It was on video mode because just as we were leaving for lunch, it started pouring rain. I stood on the veranda and used the video of my Canon camera for the first time.

The rain ended quickly, and we had a great afternoon. At times, the other direction is the best route.

It’s a good Rule of Life.

Christmas horror

THIS TALE OF terror is true. It was posted by me almost a decade ago on another edge of Mexican cyberspace.

But due to the passage of time, plus the fact that the audience has changed — new people have come in, and others have stormed out — I feel justified in repeating this Christmas grotesquerie.

We were newly arrived here at the Hacienda. If memory serves, it was our first holiday in the new home. We put up a huge Yuletide tree and invited a horde of Mexican relatives, which is the only kind of relative I have now, which saddens me deeply, but that’s another story.

A brother-in-law whom I dubbed the Eggman in those distant days (yet another unrelated yarn) was in charge of the festive meal. Mexicans do their Yuletide dining late on Christmas Eve, not on Christmas Day.

Due to the many people on the guest list, the Eggman purchased an entire sheep and ordered it catered and cooked.

headThis main dish arrived on the afternoon of the 24th. It looked like a brown meaty stew in a massive tub, and it required two people to tote it into the kitchen, placing it on the floor.

Flash forward a few hours, to 10 p.m. or so, music was playing, people were eating here, there, everywhere, because there were more folks than suitable seating.

I had ladled one serving of the stew into a bowl, and found it tasty. It went down nicely with Coca-Cola.

Returning to the  kitchen, bowl in hand, I bent down to the tub and submerged the ladle. At that moment, he rose to the surface from the murky depths. The sheep’s entire head, its dead eyes staring me squarely in the face.
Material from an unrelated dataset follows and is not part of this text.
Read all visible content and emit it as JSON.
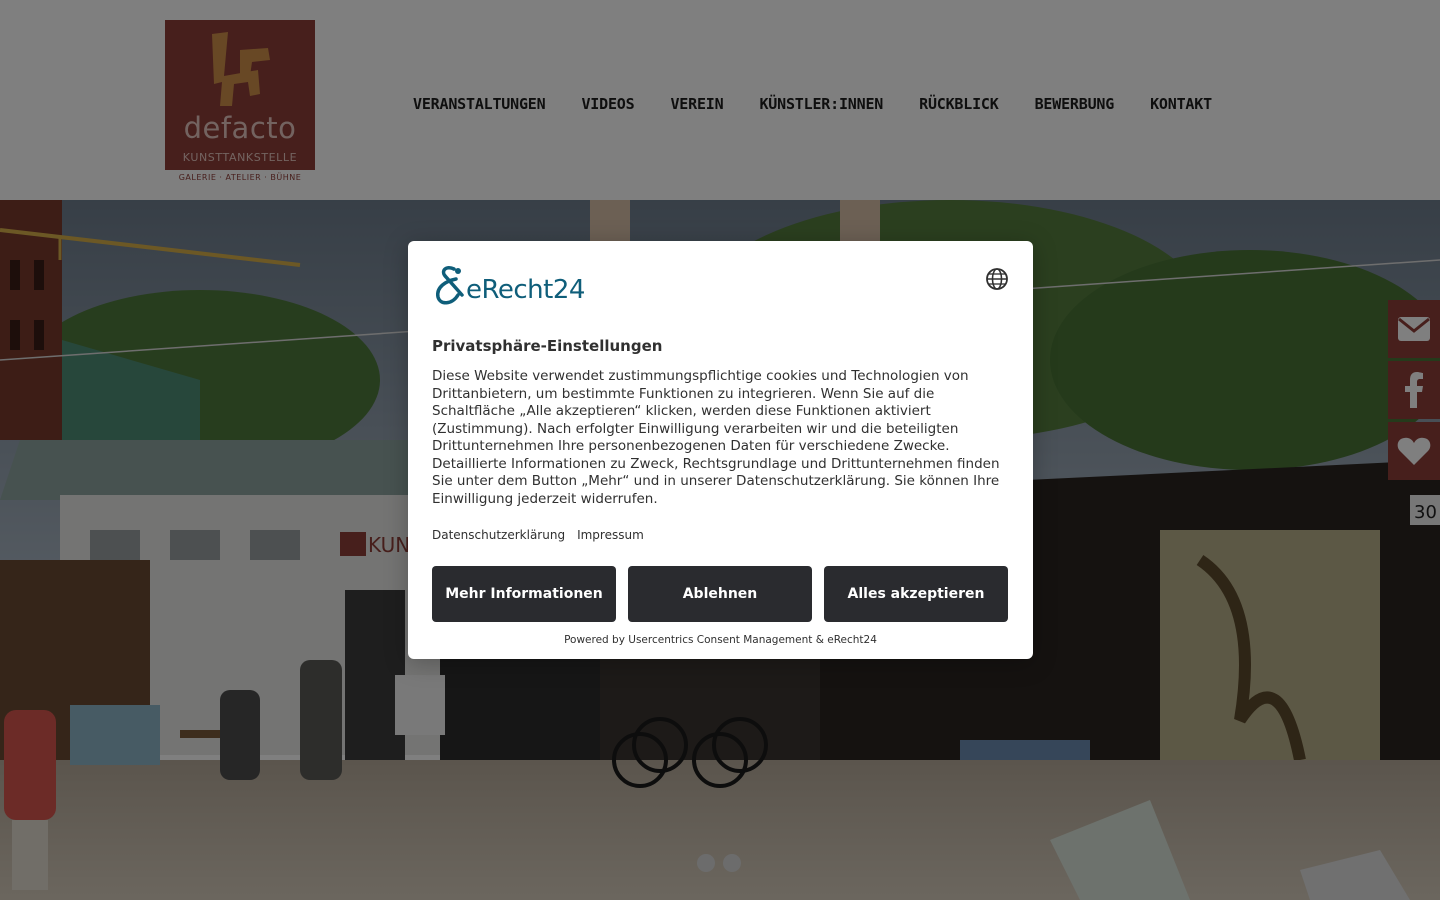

I froze in place, dropped the ladle, turned quickly and decided I had eaten enough for one Holy Night.